(Data in this exercise)

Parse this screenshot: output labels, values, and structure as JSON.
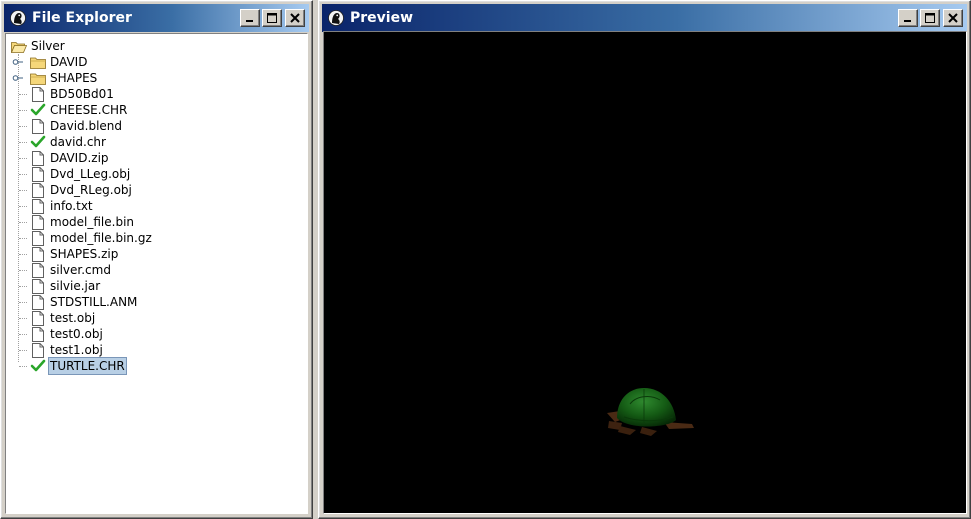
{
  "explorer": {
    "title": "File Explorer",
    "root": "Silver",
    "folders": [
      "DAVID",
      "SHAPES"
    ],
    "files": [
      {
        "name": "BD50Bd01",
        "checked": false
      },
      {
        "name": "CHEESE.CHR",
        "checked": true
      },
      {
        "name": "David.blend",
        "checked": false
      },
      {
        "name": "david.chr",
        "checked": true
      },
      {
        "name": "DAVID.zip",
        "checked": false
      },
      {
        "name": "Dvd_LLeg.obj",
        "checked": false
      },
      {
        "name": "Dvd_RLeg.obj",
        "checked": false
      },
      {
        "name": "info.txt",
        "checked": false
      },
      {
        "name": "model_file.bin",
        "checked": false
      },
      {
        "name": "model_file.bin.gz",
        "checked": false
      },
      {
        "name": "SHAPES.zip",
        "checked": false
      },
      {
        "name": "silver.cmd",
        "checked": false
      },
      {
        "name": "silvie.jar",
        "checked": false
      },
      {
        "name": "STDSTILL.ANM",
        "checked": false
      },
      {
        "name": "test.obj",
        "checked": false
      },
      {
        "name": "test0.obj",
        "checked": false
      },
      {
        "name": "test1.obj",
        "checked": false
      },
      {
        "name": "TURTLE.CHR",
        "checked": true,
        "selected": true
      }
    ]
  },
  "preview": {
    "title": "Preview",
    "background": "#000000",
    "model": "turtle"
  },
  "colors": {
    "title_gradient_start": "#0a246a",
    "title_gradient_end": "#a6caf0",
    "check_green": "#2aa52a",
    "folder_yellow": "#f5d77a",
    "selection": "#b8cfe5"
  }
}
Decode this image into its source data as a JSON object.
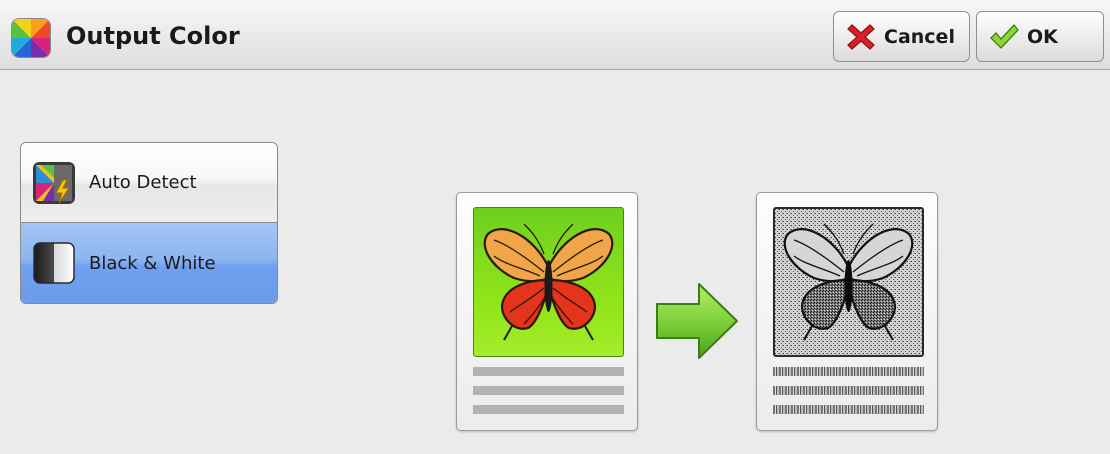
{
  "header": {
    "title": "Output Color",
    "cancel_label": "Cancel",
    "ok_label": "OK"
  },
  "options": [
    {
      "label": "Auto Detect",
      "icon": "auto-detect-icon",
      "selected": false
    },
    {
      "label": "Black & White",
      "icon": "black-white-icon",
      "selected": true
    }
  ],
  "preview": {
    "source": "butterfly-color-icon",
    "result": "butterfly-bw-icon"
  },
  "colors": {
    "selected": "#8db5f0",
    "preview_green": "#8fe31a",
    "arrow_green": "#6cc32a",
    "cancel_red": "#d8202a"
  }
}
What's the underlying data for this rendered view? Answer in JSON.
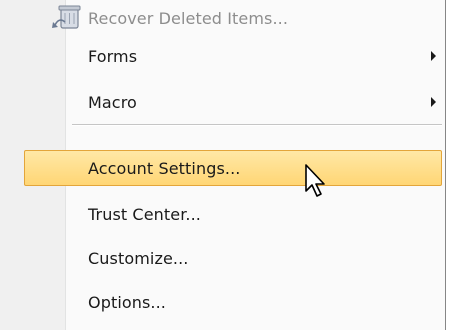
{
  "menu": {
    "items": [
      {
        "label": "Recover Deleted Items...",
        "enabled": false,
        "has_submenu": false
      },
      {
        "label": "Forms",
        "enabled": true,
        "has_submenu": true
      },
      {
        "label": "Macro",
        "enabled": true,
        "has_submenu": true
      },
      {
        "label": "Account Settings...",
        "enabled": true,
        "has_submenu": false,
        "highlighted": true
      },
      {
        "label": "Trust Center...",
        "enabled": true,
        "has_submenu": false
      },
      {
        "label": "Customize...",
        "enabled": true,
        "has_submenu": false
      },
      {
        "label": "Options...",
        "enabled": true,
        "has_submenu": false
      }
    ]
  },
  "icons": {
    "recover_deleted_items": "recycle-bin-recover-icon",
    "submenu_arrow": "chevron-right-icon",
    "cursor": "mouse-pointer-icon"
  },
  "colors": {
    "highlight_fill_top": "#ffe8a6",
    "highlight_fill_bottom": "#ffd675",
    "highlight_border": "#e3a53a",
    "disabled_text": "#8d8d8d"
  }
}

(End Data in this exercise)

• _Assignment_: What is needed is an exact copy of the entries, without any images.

• _Response area_:
Parse this screenshot: output labels, values, and structure as JSON.
{
  "explorer": {
    "title": "File Explorer",
    "root": "Silver",
    "folders": [
      "DAVID",
      "SHAPES"
    ],
    "files": [
      {
        "name": "BD50Bd01",
        "checked": false
      },
      {
        "name": "CHEESE.CHR",
        "checked": true
      },
      {
        "name": "David.blend",
        "checked": false
      },
      {
        "name": "david.chr",
        "checked": true
      },
      {
        "name": "DAVID.zip",
        "checked": false
      },
      {
        "name": "Dvd_LLeg.obj",
        "checked": false
      },
      {
        "name": "Dvd_RLeg.obj",
        "checked": false
      },
      {
        "name": "info.txt",
        "checked": false
      },
      {
        "name": "model_file.bin",
        "checked": false
      },
      {
        "name": "model_file.bin.gz",
        "checked": false
      },
      {
        "name": "SHAPES.zip",
        "checked": false
      },
      {
        "name": "silver.cmd",
        "checked": false
      },
      {
        "name": "silvie.jar",
        "checked": false
      },
      {
        "name": "STDSTILL.ANM",
        "checked": false
      },
      {
        "name": "test.obj",
        "checked": false
      },
      {
        "name": "test0.obj",
        "checked": false
      },
      {
        "name": "test1.obj",
        "checked": false
      },
      {
        "name": "TURTLE.CHR",
        "checked": true,
        "selected": true
      }
    ]
  },
  "preview": {
    "title": "Preview",
    "background": "#000000",
    "model": "turtle"
  },
  "colors": {
    "title_gradient_start": "#0a246a",
    "title_gradient_end": "#a6caf0",
    "check_green": "#2aa52a",
    "folder_yellow": "#f5d77a",
    "selection": "#b8cfe5"
  }
}
Decode this image into its source data as a JSON object.
{
  "header": {
    "title": "Output Color",
    "cancel_label": "Cancel",
    "ok_label": "OK"
  },
  "options": [
    {
      "label": "Auto Detect",
      "icon": "auto-detect-icon",
      "selected": false
    },
    {
      "label": "Black & White",
      "icon": "black-white-icon",
      "selected": true
    }
  ],
  "preview": {
    "source": "butterfly-color-icon",
    "result": "butterfly-bw-icon"
  },
  "colors": {
    "selected": "#8db5f0",
    "preview_green": "#8fe31a",
    "arrow_green": "#6cc32a",
    "cancel_red": "#d8202a"
  }
}
What's the underlying data for this rendered view? Answer in JSON.
{
  "menu": {
    "items": [
      {
        "label": "Recover Deleted Items...",
        "enabled": false,
        "has_submenu": false
      },
      {
        "label": "Forms",
        "enabled": true,
        "has_submenu": true
      },
      {
        "label": "Macro",
        "enabled": true,
        "has_submenu": true
      },
      {
        "label": "Account Settings...",
        "enabled": true,
        "has_submenu": false,
        "highlighted": true
      },
      {
        "label": "Trust Center...",
        "enabled": true,
        "has_submenu": false
      },
      {
        "label": "Customize...",
        "enabled": true,
        "has_submenu": false
      },
      {
        "label": "Options...",
        "enabled": true,
        "has_submenu": false
      }
    ]
  },
  "icons": {
    "recover_deleted_items": "recycle-bin-recover-icon",
    "submenu_arrow": "chevron-right-icon",
    "cursor": "mouse-pointer-icon"
  },
  "colors": {
    "highlight_fill_top": "#ffe8a6",
    "highlight_fill_bottom": "#ffd675",
    "highlight_border": "#e3a53a",
    "disabled_text": "#8d8d8d"
  }
}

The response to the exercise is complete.